How do I qualify for a Reverse Mortgage?
You must be at least 62 years of age, own your own home and use it as your primary residence, and not be delinquent on any federal debt.
How much money can I borrow? That depends on a few factors: age of the youngest borrower, the appraised value of your home, current interest rates, and balances on current liens. With the FHA Reverse Mortgage there is a maximum lending limit of $625,500. The older you are, the more money you receive. So if your home is worth $625,500 and you are in your nineties, you would receive more proceeds than if you were only in your sixties with a lower appraised value. An age calculation is applied to the Reverse Mortgage. You do not receive the entire $625,500 or the vlaue, but an amount based on age, appraised value, interest rate.
How is my money disbursed to me?
You may choose a lump sum, fixed monthly payments, a line of credit, or a combination of all three. You can also choose a specified term. For example, ten, fifteen, twenty year terms or any term may be chosen. A shorter term increases your monthly proceeds. Athough with term loans the monthly payments cease when the term expires, you can still remain in your home.
How will the proceeds from a Reverse Mortgage affect my taxes, social security, or other benefits?
Proceeds from a Reverse Mortgage are not considered taxable income. Your Social Security and Medicare benefits are not affected. The impact on other federal, state, or local assistance programs such as Medicaid should be discussed with a financial advisor. Your Medicaid benefits may be affected if your Reverse Mortgage proceeds are not spent down in the month they are received. (Check with your tax advisor.)
Who Pays My Real Estate Taxes If I Have a Reverse Mortgage?
You continue to pay your real estate taxes along with your homeowner's insurance and maintain your property.
Your home must be debt free to qualify.
FALSE. If you have an outstanding mortgage or equity loan balance (and where there is enough equity), you may still qualify for a Reverse Mortgage. All current mortgages must be paid from the Reverse Mortgage proceeds and are then added to your Reverse Mortgage balance. A Reverse Mortgage specialist will advise you of the amount you qualify to receive and if your current mortgage balances cause a shortfall.
Only senior citizens low on cash can benefit from a Reverse Mortgage.
FALSE. Seniors from all walks of life are taking advantage of Reverse Mortgages.
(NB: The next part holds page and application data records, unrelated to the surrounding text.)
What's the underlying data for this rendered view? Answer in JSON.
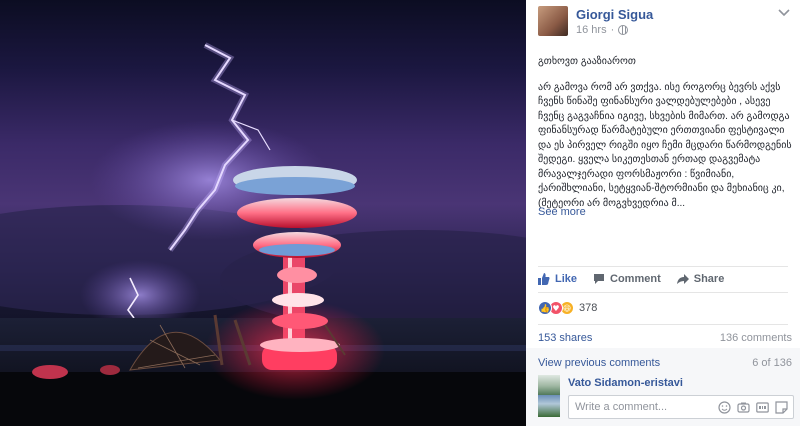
{
  "post": {
    "author": "Giorgi Sigua",
    "time": "16 hrs",
    "privacy_icon": "globe-icon",
    "title": "გთხოვთ გააზიაროთ",
    "body": "არ გამოვა რომ არ ვთქვა. ისე როგორც ბევრს აქვს ჩვენს წინაშე ფინანსური ვალდებულებები , ასევე ჩვენც გაგვაჩნია იგივე, სხვების მიმართ. არ გამოდგა ფინანსურად წარმატებული ერთთვიანი ფესტივალი და ეს პირველ რიგში იყო ჩემი მცდარი წარმოდგენის შედეგი. ყველა სიკეთესთან ერთად დაგვემატა მრავალჯერადი ფორსმაჟორი : წვიმიანი, ქარიშხლიანი, სეტყვიან-შტორმიანი და მეხიანიც კი, (მეტეორი არ მოგვხვედრია მ...",
    "see_more": "See more"
  },
  "actions": {
    "like": "Like",
    "comment": "Comment",
    "share": "Share"
  },
  "reactions": {
    "count": "378",
    "types": [
      "like",
      "love",
      "haha"
    ]
  },
  "stats": {
    "shares": "153 shares",
    "comments": "136 comments"
  },
  "comments": {
    "view_previous": "View previous comments",
    "counter": "6 of 136",
    "latest_author": "Vato Sidamon-eristavi",
    "write_placeholder": "Write a comment...",
    "input_icons": [
      "emoji-icon",
      "camera-icon",
      "gif-icon",
      "sticker-icon"
    ]
  },
  "colors": {
    "link": "#365899",
    "like_blue": "#4267b2",
    "text": "#1d2129",
    "muted": "#90949c"
  }
}
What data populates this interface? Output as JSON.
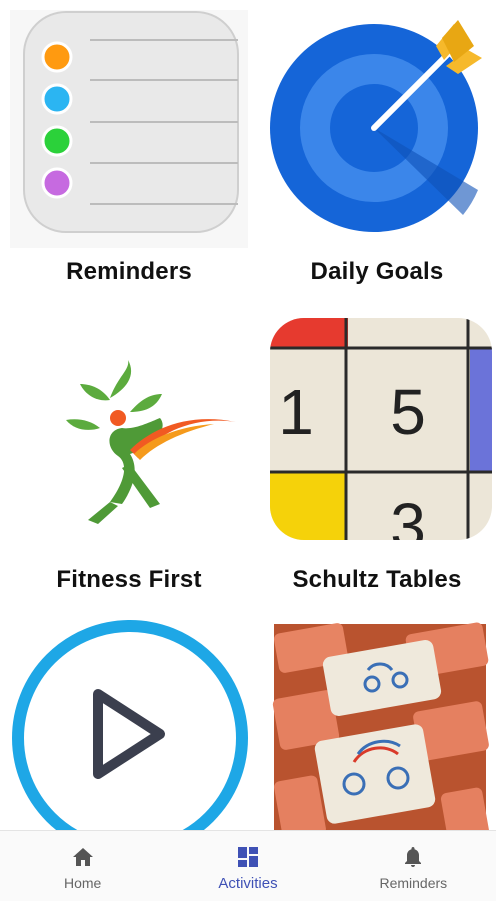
{
  "activities": [
    {
      "title": "Reminders",
      "icon": "reminders-list-icon"
    },
    {
      "title": "Daily Goals",
      "icon": "target-arrow-icon"
    },
    {
      "title": "Fitness First",
      "icon": "fitness-figure-icon"
    },
    {
      "title": "Schultz Tables",
      "icon": "schultz-table-icon"
    },
    {
      "title": "",
      "icon": "play-circle-icon"
    },
    {
      "title": "",
      "icon": "memory-cards-icon"
    }
  ],
  "schultz_numbers": [
    "1",
    "5",
    "3"
  ],
  "nav": {
    "home": {
      "label": "Home",
      "icon": "home-icon"
    },
    "activities": {
      "label": "Activities",
      "icon": "dashboard-icon",
      "active": true
    },
    "reminders": {
      "label": "Reminders",
      "icon": "bell-icon"
    }
  },
  "colors": {
    "accent": "#3f51b5",
    "nav_inactive": "#666666",
    "target_blue": "#1565d8",
    "play_ring": "#1ea7e6"
  }
}
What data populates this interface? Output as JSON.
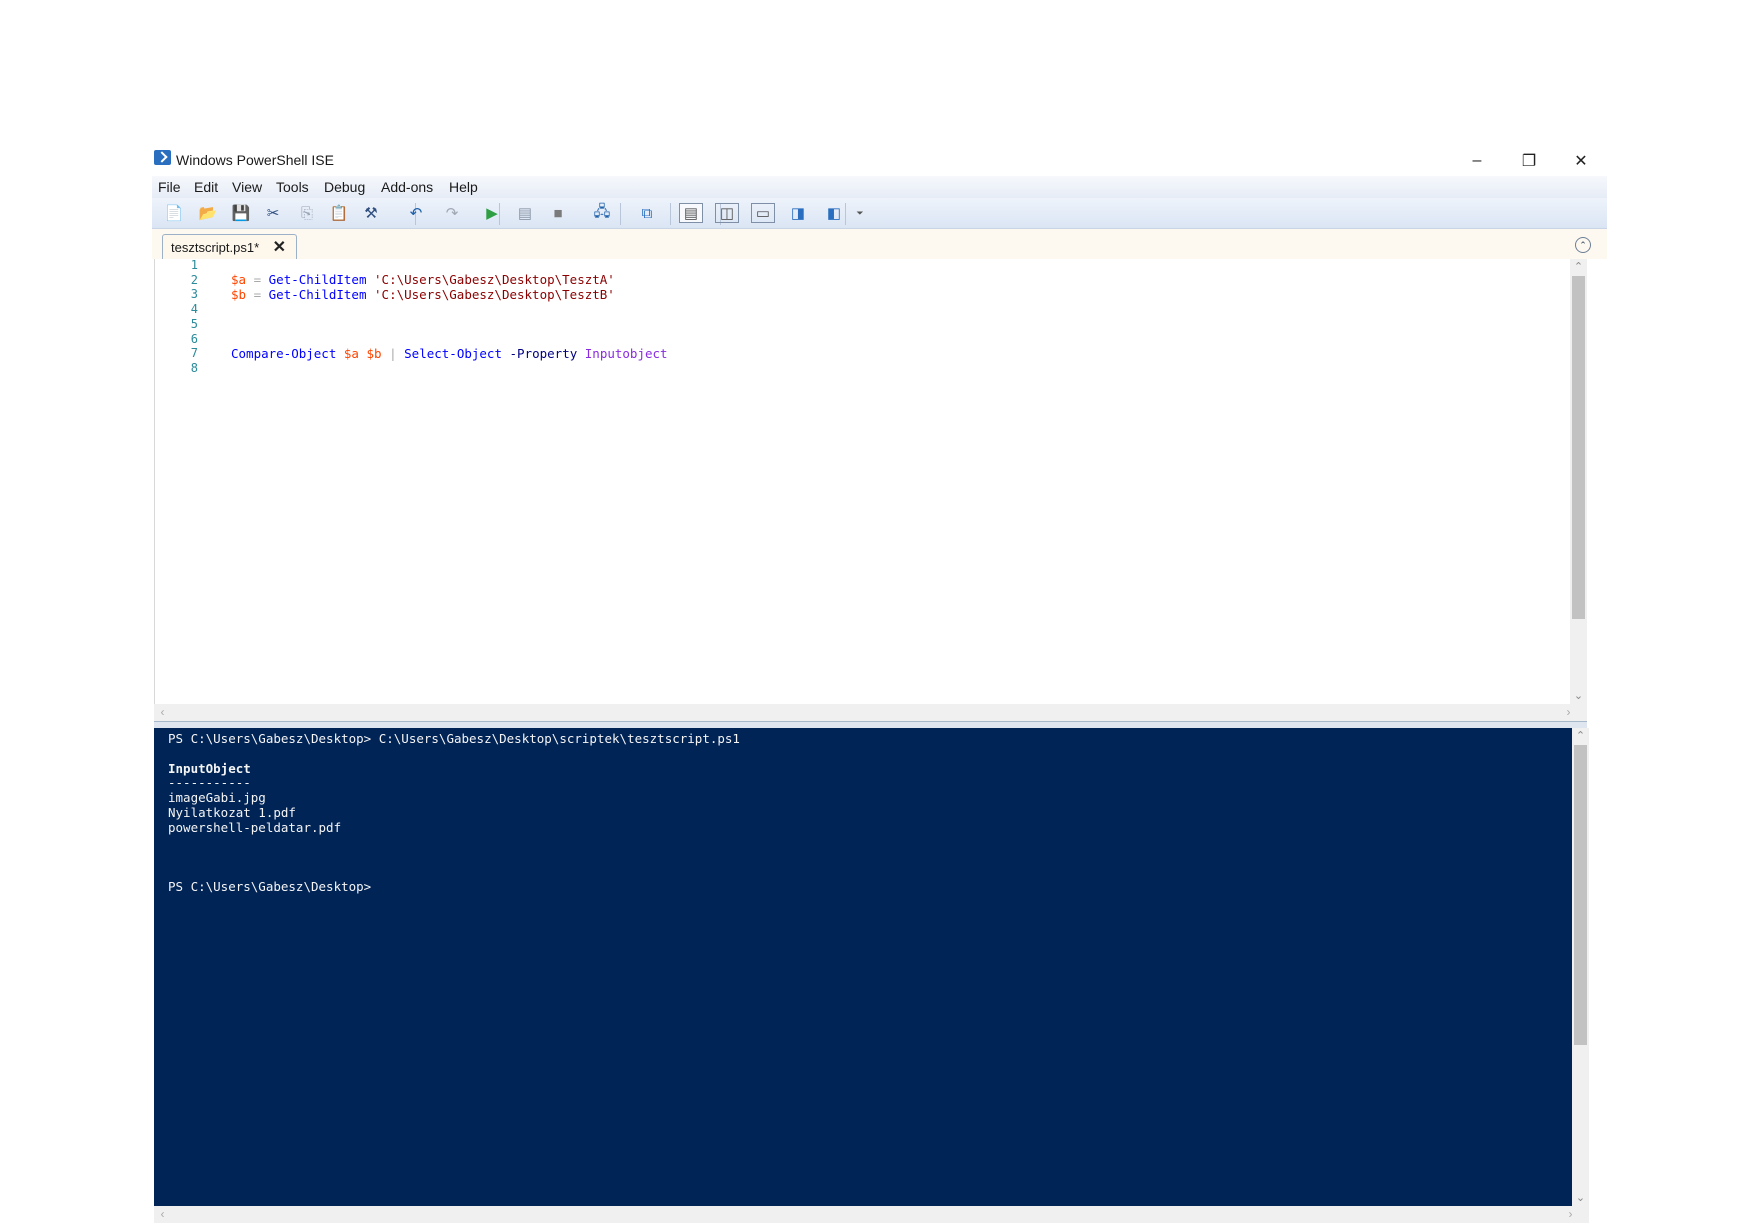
{
  "window": {
    "title": "Windows PowerShell ISE",
    "minimize_glyph": "–",
    "maximize_glyph": "❐",
    "close_glyph": "✕"
  },
  "menu": [
    "File",
    "Edit",
    "View",
    "Tools",
    "Debug",
    "Add-ons",
    "Help"
  ],
  "toolbar": {
    "buttons": [
      {
        "name": "new-script-icon",
        "glyph": "📄",
        "color": "#5f7fa8"
      },
      {
        "name": "open-icon",
        "glyph": "📂",
        "color": "#d6a53b"
      },
      {
        "name": "save-icon",
        "glyph": "💾",
        "color": "#1d5fa8"
      },
      {
        "name": "cut-icon",
        "glyph": "✂",
        "color": "#2f4f7f"
      },
      {
        "name": "copy-icon",
        "glyph": "⎘",
        "color": "#9aa5b5"
      },
      {
        "name": "paste-icon",
        "glyph": "📋",
        "color": "#4a4a4a"
      },
      {
        "name": "clear-console-icon",
        "glyph": "⚒",
        "color": "#2f4f7f"
      },
      {
        "name": "undo-icon",
        "glyph": "↶",
        "color": "#1d5fa8"
      },
      {
        "name": "redo-icon",
        "glyph": "↷",
        "color": "#a0a8b5"
      },
      {
        "name": "run-script-icon",
        "glyph": "▶",
        "color": "#2ea043"
      },
      {
        "name": "run-selection-icon",
        "glyph": "▤",
        "color": "#8a96a8"
      },
      {
        "name": "stop-icon",
        "glyph": "■",
        "color": "#7a7a7a"
      },
      {
        "name": "remote-powershell-icon",
        "glyph": "🖧",
        "color": "#1d5fa8"
      },
      {
        "name": "start-powershell-icon",
        "glyph": "⧉",
        "color": "#2a6fbf"
      },
      {
        "name": "show-script-pane-top-icon",
        "glyph": "▤",
        "color": "#555"
      },
      {
        "name": "show-script-pane-right-icon",
        "glyph": "◫",
        "color": "#555"
      },
      {
        "name": "show-script-pane-maximized-icon",
        "glyph": "▭",
        "color": "#555"
      },
      {
        "name": "show-command-window-icon",
        "glyph": "◨",
        "color": "#2a6fbf"
      },
      {
        "name": "show-command-addon-icon",
        "glyph": "◧",
        "color": "#2a6fbf"
      },
      {
        "name": "toolbar-overflow-icon",
        "glyph": "⏷",
        "color": "#555"
      }
    ]
  },
  "tab": {
    "label": "tesztscript.ps1*",
    "close_glyph": "✕",
    "collapse_glyph": "⌃"
  },
  "editor": {
    "line_numbers": [
      "1",
      "2",
      "3",
      "4",
      "5",
      "6",
      "7",
      "8"
    ]
  },
  "console": {
    "lines": [
      "PS C:\\Users\\Gabesz\\Desktop> C:\\Users\\Gabesz\\Desktop\\scriptek\\tesztscript.ps1",
      "",
      "InputObject",
      "-----------",
      "imageGabi.jpg",
      "Nyilatkozat 1.pdf",
      "powershell-peldatar.pdf",
      "",
      "",
      "",
      "PS C:\\Users\\Gabesz\\Desktop>"
    ]
  },
  "colors": {
    "console_bg": "#012456",
    "variable": "#ff4500",
    "command": "#0000ff",
    "string": "#8b0000",
    "parameter": "#000080",
    "argument": "#8a2be2"
  }
}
Even though some borrowers may have greater needs than others, a Reverse Mortgage can be an excellent financial or estate planning tool for anyone. Homeowners with high value homes are using Reverse Mortgages in a variety of ways. Protecting their estate from some of the estate tax after their passing can be accomplished with a Reverse Mortgage since a Reverse Mortgage places a lien on the property and that lien is not subject to estate tax. (Consult your tax advisor.)
Only those who have excellent credit, sufficient income, and good health can qualify for a Reverse Mortgage.
FALSE. Although there will be a Financial Assessment, you can still obtain a Reverse Mortgage.
Bankruptcy, foreclosure, and judgments prevent you from obtaining a Reverse Mortgage.
FALSE. Borrowers who are currently in bankruptcy or foreclosure may be able to secure a Reverse Mortgage. Your bankruptcy trustee may give permission for the Reverse Mortgage to go forward. Consult with your attorney and your Reverse Mortgage specialist for details. Although FHA requires federal debts be paid upon closing (proceeds can be used), you can secure a Reverse Mortgage with outstanding judgments. However, lenders typically require this.
I will have to make monthly payments if I have a Reverse Mortgage.
FALSE. With a Reverse Mortgage you never make any mortgage payments.
The lender will own my home if I take out a Reverse Mortgage.
INCORRECT. You retain title and ownership of your home throughout the life of the Reverse Mortgage.
Can I deduct Reverse Mortgage interest from my income taxes? Will my heirs have to pay tax on the proceeds I received from my Reverse Mortgage?
Because you are not currently paying interest on your Reverse Mortgage, you will be unable to deduct the interest from your income taxes. Your heirs may be able to deduct all the interest that has accrued, however, they will need to consult a tax advisor. Reverse Mortgage proceeds are tax free; there is no tax on the proceeds.
WHAT DO I OWE AT THE END?
What monies are owed the lender at the end of the Reverse Mortgage? Principal, interest, mortgage insurance, and monthly services fees that have accrued over the life of the loan must be repaid. If you opted for a line of credit you only repay the portion of credit which was used. Repayment happens when you move, refinance, or pass away.
My heirs will be personally responsible for repayment of the Reverse Mortgage.
FALSE. Since the Reverse Mortgage is a non-recourse loan (a loan secured by collateral, usually real property), your heirs are not personally responsible for the loan. The lender can only look to the sale of the property for repayment of the debt. Your heirs, however, may wish to keep the remaining equity by selling the home or they might decide to keep the home by obtaining their own mortgage. (In the case of keeping the home, the full balance of the Reverse Mortgage will be due.)